* **Aim of the task**
Print out the entries that follow exactly, missing none.

──────── Information shown

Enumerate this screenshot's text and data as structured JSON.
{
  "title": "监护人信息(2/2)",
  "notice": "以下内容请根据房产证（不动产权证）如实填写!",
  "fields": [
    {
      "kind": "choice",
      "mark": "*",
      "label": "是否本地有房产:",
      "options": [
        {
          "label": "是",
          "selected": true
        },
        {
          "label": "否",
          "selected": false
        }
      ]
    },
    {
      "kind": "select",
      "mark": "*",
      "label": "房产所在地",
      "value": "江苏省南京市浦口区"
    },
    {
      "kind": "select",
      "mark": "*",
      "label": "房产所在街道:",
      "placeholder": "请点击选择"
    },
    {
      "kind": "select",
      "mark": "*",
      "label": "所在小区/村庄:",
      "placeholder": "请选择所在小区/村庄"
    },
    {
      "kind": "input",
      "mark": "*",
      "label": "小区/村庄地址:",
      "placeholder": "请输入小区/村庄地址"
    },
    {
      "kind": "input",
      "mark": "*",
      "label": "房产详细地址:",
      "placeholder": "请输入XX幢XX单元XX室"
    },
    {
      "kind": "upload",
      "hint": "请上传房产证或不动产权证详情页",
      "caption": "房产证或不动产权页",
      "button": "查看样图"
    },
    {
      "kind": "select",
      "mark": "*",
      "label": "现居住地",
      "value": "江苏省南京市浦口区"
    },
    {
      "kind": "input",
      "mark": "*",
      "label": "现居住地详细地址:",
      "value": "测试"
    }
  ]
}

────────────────

* **Final answer**
Enumerate this screenshot's text and data as structured JSON.
{
  "title": "监护人信息(2/2)",
  "notice": "以下内容请根据房产证（不动产权证）如实填写!",
  "fields": [
    {
      "kind": "choice",
      "mark": "*",
      "label": "是否本地有房产:",
      "options": [
        {
          "label": "是",
          "selected": true
        },
        {
          "label": "否",
          "selected": false
        }
      ]
    },
    {
      "kind": "select",
      "mark": "*",
      "label": "房产所在地",
      "value": "江苏省南京市浦口区"
    },
    {
      "kind": "select",
      "mark": "*",
      "label": "房产所在街道:",
      "placeholder": "请点击选择"
    },
    {
      "kind": "select",
      "mark": "*",
      "label": "所在小区/村庄:",
      "placeholder": "请选择所在小区/村庄"
    },
    {
      "kind": "input",
      "mark": "*",
      "label": "小区/村庄地址:",
      "placeholder": "请输入小区/村庄地址"
    },
    {
      "kind": "input",
      "mark": "*",
      "label": "房产详细地址:",
      "placeholder": "请输入XX幢XX单元XX室"
    },
    {
      "kind": "upload",
      "hint": "请上传房产证或不动产权证详情页",
      "caption": "房产证或不动产权页",
      "button": "查看样图"
    },
    {
      "kind": "select",
      "mark": "*",
      "label": "现居住地",
      "value": "江苏省南京市浦口区"
    },
    {
      "kind": "input",
      "mark": "*",
      "label": "现居住地详细地址:",
      "value": "测试"
    }
  ]
}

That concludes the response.